- **TASK BRIEF**: All lines from the entries below that contain the string "data" should be copied out.

- **SUPPLIED INFORMATION**:
------------------------------
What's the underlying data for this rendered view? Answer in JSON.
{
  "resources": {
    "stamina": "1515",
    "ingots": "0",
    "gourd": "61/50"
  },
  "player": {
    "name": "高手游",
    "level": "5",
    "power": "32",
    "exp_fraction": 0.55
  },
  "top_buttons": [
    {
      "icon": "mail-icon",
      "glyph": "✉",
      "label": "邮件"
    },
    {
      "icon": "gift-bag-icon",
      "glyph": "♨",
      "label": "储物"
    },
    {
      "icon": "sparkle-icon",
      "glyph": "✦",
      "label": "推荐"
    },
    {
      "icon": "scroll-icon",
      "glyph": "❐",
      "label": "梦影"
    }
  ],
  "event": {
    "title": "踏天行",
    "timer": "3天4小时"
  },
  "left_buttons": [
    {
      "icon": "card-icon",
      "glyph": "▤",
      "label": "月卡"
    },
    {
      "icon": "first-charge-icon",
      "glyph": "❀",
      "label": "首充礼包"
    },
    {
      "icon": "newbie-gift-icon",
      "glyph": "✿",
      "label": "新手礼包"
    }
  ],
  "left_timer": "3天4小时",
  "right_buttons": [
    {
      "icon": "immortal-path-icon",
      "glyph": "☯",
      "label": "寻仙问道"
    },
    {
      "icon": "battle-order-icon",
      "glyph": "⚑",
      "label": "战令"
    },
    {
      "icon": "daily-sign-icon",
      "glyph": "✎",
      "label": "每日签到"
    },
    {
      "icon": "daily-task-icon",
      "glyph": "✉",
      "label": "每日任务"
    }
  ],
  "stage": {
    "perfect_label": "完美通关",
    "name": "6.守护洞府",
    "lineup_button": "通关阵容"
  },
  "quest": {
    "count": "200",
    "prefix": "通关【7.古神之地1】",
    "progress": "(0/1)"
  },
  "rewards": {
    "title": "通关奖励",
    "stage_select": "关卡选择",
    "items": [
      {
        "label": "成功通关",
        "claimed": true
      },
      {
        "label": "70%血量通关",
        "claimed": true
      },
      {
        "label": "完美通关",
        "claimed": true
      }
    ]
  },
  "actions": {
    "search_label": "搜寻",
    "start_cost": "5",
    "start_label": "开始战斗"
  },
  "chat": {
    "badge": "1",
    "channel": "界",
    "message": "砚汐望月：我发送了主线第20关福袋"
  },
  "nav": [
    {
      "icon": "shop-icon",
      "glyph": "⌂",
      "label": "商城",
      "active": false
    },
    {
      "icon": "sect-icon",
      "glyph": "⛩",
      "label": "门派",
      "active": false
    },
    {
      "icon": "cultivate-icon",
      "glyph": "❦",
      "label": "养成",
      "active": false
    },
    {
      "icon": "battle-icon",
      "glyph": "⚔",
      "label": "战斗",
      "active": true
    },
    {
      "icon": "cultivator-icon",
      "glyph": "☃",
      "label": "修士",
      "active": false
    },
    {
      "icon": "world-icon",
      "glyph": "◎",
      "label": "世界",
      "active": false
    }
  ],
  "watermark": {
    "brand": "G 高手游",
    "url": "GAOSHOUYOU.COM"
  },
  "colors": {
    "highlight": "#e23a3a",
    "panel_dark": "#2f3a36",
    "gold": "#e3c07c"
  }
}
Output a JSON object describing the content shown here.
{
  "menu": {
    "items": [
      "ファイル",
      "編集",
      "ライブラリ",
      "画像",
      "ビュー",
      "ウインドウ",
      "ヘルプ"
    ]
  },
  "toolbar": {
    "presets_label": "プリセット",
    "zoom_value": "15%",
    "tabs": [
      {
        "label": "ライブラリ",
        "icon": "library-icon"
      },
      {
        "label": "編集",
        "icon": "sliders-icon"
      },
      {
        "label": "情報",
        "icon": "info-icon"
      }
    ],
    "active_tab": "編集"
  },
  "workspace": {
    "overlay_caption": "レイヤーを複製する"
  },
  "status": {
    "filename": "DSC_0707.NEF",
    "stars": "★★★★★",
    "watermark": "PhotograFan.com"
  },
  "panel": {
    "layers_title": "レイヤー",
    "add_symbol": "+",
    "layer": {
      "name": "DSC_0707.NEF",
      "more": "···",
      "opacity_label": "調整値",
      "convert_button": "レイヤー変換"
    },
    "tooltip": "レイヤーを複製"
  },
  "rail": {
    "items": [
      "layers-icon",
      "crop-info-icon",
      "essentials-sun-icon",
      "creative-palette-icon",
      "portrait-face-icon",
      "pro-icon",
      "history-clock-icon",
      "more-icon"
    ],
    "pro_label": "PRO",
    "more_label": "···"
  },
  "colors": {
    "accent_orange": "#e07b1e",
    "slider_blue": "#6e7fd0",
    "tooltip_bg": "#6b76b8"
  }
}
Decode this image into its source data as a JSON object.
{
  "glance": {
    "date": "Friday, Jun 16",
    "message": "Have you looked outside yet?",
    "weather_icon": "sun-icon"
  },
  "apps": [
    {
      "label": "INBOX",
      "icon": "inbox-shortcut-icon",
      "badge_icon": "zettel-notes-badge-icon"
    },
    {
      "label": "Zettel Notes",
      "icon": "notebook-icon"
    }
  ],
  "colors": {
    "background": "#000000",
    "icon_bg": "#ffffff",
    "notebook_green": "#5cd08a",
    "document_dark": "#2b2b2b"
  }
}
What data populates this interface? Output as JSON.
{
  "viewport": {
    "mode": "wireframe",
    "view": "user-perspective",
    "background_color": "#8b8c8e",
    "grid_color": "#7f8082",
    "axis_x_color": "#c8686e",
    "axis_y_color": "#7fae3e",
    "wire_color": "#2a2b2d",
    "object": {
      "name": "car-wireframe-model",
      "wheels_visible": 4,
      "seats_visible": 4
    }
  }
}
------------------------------
- **WRITTEN ANSWER**:
What's the underlying data for this rendered view? Answer in JSON.
Decode this image into its source data as a JSON object.
What data populates this interface? Output as JSON.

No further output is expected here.